We were eating dinner, just the three of us. I peppered them with questions while they colored their respective kid’s menus. Circled hidden words in a puzzle relating to the restaurants fare – pizza and beer. I noticed a family in a booth nearby. Older parents (or grandparents?) on one side, two boys on the other. They laughed and entertained themselves. The boys giggling and wiggling as boys do. They seemed happy. Enjoying their pizza.
Paige asked to go to the bathroom, putting me in the awkward position of either abandoning our table altogether, or risking leaving William alone at the table in a busy restaurant. He insisted he’d be fine, so I guided Paige through the bustling waiters and patrons to the ladies room. Once she was situated, I went back out to glance across the restaurant and be sure Will was still there, un-abducted. He continued to color, unaware of this milestone.
After Paige washed and dried her hands, we made our way back across the restaurant stepping over what seemed to be a piece of equipment. It was definitely in the way. I worried someone would trip. Was it a dolly of some sort? For moving heavy soda cartridges? When we were seated, I kept glancing at it wondering if I should say something to the waiter. “he should move that thing, someone is going to get hurt”.
Our food came, and I lost interest in the equipment and the inevitable lawsuit it was sure to create.
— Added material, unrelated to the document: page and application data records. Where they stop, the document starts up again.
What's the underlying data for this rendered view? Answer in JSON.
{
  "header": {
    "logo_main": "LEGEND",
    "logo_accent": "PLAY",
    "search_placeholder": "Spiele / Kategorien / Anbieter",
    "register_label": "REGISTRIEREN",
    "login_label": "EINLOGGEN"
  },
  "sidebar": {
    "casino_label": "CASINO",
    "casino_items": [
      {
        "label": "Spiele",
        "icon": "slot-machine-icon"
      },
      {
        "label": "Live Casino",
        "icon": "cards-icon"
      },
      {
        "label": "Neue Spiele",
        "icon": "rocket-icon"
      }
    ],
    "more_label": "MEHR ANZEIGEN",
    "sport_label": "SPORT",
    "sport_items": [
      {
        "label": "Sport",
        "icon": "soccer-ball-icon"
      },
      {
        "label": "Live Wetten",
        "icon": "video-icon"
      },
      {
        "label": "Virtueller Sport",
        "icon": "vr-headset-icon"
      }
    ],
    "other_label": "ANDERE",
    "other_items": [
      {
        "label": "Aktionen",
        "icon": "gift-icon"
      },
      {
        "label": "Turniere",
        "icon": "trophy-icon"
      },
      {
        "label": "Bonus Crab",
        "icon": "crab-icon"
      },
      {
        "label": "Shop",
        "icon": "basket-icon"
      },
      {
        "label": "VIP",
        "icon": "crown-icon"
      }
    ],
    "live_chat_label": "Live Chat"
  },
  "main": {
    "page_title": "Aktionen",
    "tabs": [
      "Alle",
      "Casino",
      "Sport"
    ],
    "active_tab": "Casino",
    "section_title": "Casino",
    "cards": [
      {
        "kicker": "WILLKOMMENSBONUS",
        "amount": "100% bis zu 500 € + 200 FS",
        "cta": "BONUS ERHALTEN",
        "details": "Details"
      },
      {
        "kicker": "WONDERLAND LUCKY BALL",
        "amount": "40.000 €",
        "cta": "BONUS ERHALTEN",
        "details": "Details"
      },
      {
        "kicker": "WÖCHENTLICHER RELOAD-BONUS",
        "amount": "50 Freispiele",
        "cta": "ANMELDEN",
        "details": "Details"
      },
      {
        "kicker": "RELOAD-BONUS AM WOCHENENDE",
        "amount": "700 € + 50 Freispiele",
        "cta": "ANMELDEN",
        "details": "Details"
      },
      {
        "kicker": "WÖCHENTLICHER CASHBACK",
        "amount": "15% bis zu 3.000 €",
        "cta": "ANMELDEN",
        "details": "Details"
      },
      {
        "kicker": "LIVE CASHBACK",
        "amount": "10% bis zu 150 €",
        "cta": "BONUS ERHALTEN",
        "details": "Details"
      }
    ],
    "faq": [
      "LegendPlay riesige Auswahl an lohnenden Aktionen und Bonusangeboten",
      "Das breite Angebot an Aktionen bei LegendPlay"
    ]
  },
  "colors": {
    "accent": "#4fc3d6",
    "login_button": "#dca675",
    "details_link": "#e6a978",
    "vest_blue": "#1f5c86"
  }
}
I began to cut pizza into manageable bites for Paige. William blew on his piece, testing it with his tongue, deciding it was still too hot. Then I noticed the nice family in the booth gathering themselves to leave. The gentleman moved away and returned again with a rolling walker and I suddenly realized that this was the piece of equipment I’d been worrying about. It belonged to one of the little boys.
William also noticed. He stared the way young children do. Unabashed by social decorum. I worked to avert my eyes, but it was fascinating. This boy managed that walker like a boss. He swung his legs around the booth, grasped the walker’s handles, and in one swift motion he was erect, bracing himself with stiff arms while he swishswishswished his feet along the floor. Once he was standing, I could see that his legs were thin and atrophied. His feet, swaddled in fancy high-top tennis shoes, touched the floor in a graceless shuffle. But dammit he was walking.
I saw all of this in flashes, out of the corner of my eye, because I started asking William directed questions. Prompting him to look in my direction, away from the child. Will’s stares were penetrating, rude. I didn’t want him to offend.
We finished our pizza and left the restaurant. Walking to the parking lot with full bellies and strong, functioning limbs. The boy with the walker was forgotten. William never asked about him, and I never brought it up.
I read a book recently about a quadriplegic man. How hard it was for him to be in a crowded place. Everyone politely averting their eyes so as not to stare at his handicap. Except, he felt it was the opposite of polite. Eye contact helps us feel human. He felt invisible. Dead, even. Which made his physical struggles even harder to bear.
As I tuck William in bed tonight, I plan to speak to him about the boy at the restaurant. About his physical limitations. About overcoming. And I’ll tell him about eye contact. Smiling as we would anyone whom we encounter. And I’ll remind him that we’re all handicapped in some way or another, some handicaps are just more visible.